Data shown

_ _ _ _

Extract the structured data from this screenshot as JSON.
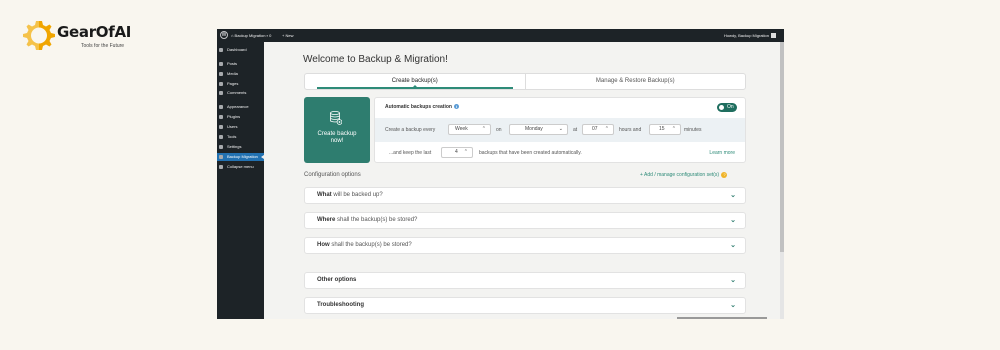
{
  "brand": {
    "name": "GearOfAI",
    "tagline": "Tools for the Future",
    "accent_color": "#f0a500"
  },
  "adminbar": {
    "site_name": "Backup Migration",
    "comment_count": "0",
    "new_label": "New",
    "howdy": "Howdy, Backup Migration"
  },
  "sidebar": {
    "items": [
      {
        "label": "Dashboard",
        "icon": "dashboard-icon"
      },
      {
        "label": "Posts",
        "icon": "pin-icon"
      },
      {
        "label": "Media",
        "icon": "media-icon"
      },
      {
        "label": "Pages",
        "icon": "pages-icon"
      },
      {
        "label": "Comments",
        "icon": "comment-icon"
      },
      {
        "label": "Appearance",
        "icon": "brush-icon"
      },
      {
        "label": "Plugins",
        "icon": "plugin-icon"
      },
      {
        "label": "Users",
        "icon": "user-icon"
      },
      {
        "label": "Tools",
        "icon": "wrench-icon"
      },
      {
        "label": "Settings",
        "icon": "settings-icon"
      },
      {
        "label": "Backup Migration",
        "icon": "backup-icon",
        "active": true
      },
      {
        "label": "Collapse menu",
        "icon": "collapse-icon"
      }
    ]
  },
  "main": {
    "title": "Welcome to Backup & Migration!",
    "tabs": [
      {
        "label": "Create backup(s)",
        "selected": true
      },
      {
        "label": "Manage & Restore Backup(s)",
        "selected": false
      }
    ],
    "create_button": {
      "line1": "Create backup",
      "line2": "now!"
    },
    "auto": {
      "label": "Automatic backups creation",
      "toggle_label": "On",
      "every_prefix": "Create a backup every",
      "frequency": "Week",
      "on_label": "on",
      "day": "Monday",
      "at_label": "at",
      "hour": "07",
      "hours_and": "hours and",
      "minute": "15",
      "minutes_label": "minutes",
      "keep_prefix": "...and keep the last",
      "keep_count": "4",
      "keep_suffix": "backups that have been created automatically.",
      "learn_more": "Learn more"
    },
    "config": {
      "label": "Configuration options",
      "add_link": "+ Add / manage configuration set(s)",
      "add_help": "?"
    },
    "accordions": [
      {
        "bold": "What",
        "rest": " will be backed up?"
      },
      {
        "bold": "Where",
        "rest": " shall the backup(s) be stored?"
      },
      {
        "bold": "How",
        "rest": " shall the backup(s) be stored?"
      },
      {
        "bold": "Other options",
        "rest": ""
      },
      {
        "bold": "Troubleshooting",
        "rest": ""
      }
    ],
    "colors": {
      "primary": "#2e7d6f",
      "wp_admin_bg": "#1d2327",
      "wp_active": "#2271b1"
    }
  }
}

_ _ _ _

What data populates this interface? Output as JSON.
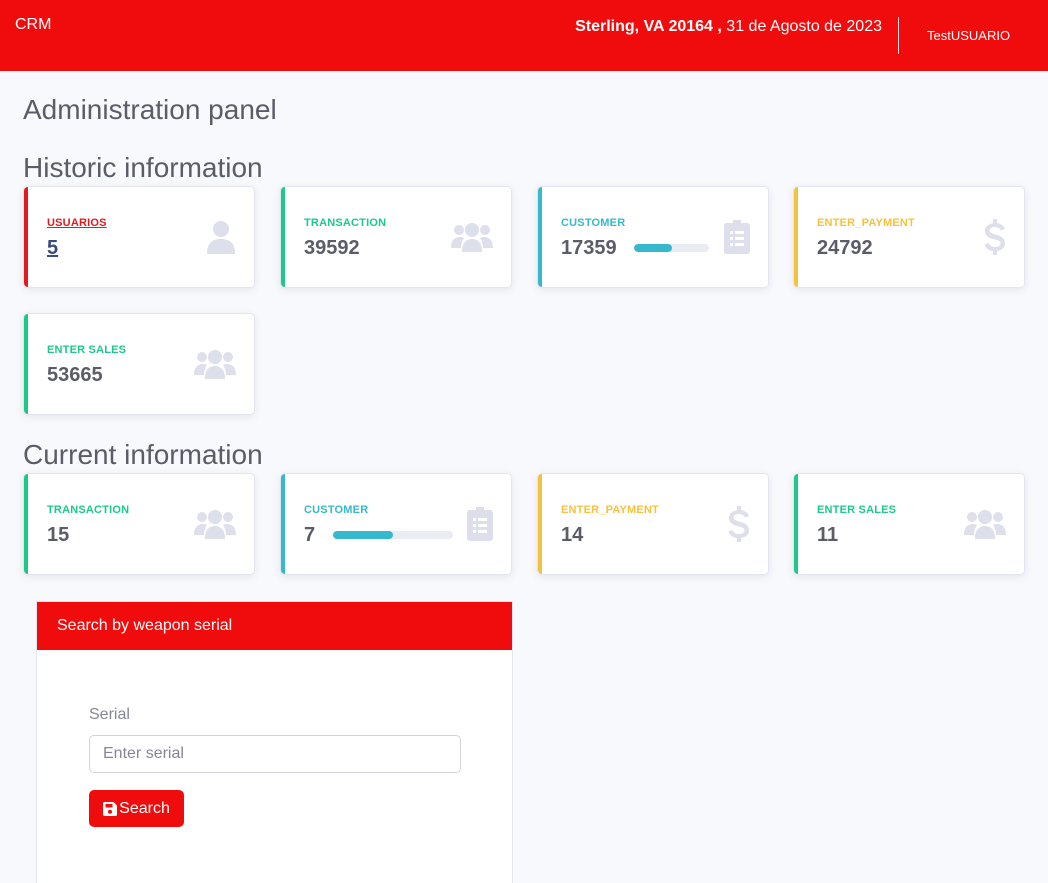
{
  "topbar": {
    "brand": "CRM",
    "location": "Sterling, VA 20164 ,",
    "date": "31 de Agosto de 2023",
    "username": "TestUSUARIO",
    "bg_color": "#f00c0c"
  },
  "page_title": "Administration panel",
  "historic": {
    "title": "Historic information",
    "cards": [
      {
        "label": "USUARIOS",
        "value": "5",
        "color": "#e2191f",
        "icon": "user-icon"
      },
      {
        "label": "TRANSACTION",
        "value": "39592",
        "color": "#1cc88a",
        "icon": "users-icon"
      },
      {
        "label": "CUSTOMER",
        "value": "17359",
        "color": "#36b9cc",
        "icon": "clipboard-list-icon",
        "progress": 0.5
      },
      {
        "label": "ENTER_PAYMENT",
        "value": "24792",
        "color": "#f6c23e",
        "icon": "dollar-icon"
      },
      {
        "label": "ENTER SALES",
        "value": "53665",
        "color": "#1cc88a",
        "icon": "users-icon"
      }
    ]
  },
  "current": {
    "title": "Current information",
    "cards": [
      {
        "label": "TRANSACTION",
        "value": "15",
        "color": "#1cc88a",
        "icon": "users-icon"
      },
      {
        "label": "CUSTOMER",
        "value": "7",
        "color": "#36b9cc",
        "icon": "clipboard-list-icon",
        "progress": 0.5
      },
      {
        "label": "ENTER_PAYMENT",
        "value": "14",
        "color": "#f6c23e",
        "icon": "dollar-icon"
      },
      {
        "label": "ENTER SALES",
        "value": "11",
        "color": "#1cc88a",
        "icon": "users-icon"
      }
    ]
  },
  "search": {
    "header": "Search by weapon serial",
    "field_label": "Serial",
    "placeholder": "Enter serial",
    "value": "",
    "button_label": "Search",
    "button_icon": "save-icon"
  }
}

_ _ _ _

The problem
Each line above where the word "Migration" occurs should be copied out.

Written solution
    "site_name": "Backup Migration",
    "howdy": "Howdy, Backup Migration"
        "label": "Backup Migration",
    "title": "Welcome to Backup & Migration!",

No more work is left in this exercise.